[Data for processing]

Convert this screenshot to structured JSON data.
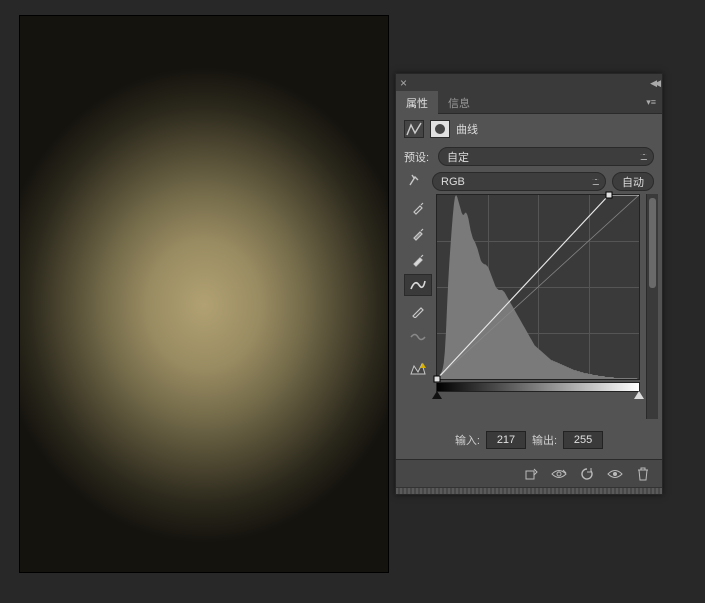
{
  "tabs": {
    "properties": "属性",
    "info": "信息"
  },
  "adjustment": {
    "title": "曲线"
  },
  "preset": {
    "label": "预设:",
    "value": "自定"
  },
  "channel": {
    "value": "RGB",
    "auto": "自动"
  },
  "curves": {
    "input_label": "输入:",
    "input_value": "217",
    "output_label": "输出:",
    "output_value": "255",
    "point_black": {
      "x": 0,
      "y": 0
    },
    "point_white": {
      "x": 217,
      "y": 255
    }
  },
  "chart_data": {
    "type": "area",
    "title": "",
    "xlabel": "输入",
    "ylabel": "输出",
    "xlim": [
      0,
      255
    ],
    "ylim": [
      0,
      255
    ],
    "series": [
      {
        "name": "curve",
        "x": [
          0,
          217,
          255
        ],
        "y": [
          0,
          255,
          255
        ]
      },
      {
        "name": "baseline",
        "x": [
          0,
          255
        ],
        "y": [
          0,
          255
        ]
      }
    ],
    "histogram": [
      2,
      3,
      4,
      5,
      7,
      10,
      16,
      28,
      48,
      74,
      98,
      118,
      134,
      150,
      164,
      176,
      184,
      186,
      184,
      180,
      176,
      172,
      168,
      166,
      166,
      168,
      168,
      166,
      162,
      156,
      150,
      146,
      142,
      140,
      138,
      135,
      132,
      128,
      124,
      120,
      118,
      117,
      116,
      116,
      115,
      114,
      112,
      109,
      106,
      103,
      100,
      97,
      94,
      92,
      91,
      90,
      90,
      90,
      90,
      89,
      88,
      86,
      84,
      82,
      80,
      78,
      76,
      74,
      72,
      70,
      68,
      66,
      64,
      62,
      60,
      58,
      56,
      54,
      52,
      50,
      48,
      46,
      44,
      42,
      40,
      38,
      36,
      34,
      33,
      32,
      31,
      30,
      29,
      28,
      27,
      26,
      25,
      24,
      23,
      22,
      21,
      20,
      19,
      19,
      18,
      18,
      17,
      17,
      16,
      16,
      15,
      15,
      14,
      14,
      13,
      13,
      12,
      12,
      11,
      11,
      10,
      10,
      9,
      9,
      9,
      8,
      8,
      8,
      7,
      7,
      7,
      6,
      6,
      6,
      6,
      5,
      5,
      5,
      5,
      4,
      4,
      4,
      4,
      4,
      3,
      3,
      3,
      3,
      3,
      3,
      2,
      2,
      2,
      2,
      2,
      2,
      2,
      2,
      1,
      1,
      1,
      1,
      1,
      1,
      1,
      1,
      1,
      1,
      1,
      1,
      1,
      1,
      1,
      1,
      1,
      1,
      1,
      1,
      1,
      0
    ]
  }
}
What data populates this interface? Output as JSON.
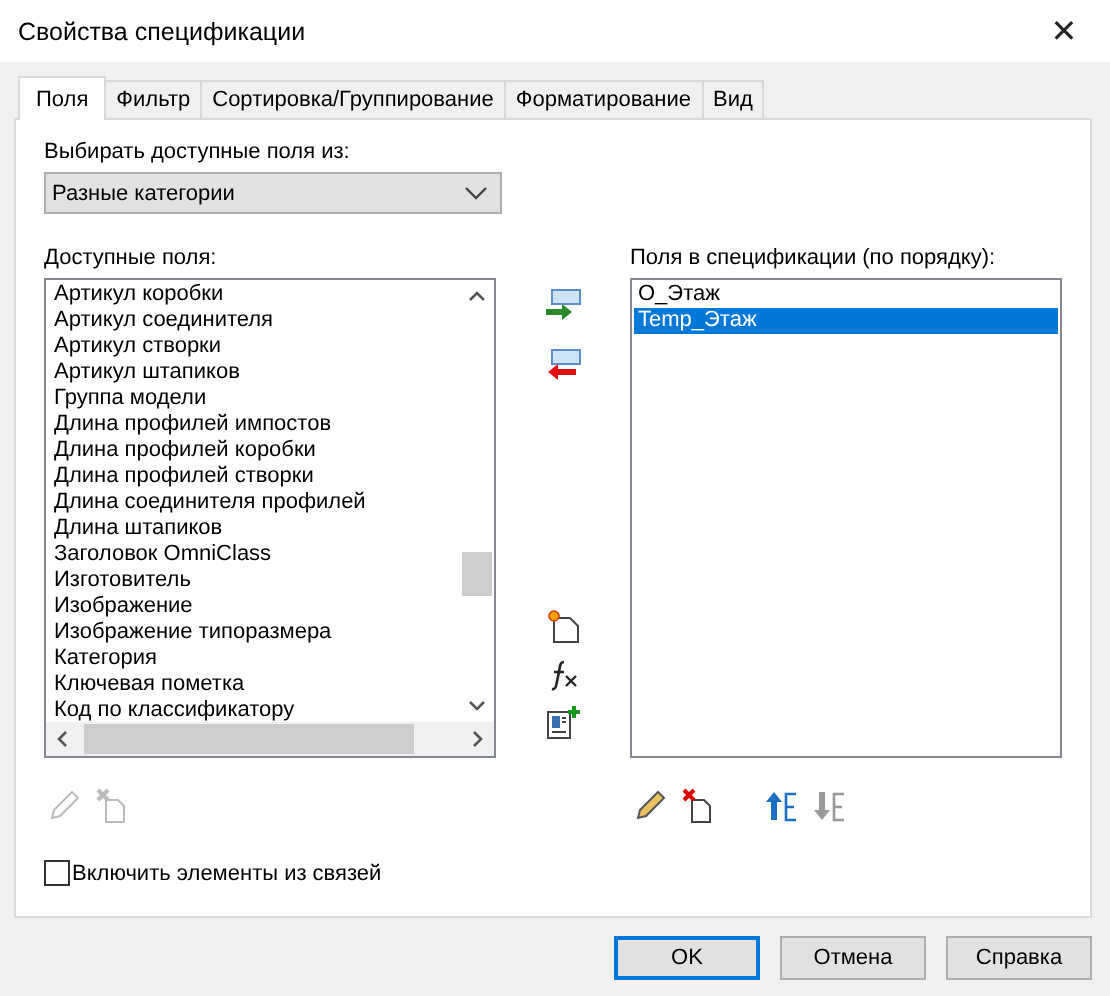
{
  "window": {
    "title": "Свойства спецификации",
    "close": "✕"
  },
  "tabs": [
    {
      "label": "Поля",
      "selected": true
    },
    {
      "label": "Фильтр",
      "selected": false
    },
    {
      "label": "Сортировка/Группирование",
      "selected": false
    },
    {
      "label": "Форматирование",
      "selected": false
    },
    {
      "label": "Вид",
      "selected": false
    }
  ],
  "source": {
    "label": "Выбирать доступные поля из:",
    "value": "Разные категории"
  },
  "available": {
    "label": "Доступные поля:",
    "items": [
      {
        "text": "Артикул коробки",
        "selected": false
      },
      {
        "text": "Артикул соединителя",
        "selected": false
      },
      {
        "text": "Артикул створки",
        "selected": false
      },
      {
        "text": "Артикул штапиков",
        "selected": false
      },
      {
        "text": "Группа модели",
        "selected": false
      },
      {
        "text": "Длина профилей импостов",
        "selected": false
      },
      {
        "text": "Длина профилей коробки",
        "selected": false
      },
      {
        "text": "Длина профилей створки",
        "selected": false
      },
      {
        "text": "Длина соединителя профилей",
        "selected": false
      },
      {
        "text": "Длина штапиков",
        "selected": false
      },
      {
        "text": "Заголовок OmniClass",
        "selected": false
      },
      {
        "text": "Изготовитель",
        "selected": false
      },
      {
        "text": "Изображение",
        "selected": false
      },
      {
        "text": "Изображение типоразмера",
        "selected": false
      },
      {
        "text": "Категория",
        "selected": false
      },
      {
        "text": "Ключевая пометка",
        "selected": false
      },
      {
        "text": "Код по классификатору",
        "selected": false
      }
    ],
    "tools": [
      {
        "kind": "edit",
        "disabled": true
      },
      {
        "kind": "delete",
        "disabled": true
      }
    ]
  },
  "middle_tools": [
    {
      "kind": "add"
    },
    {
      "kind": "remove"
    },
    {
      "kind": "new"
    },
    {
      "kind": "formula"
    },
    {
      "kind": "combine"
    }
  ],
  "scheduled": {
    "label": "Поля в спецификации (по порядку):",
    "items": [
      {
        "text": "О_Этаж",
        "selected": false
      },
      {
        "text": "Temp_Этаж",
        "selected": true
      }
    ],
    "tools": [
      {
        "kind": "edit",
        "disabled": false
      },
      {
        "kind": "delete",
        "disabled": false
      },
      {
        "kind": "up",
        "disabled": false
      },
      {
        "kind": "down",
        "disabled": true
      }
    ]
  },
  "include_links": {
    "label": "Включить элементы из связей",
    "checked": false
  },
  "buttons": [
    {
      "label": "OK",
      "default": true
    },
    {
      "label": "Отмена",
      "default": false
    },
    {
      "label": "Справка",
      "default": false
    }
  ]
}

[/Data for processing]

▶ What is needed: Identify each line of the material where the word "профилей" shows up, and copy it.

▶ Your response:
        "text": "Длина профилей импостов",
        "text": "Длина профилей коробки",
        "text": "Длина профилей створки",
        "text": "Длина соединителя профилей",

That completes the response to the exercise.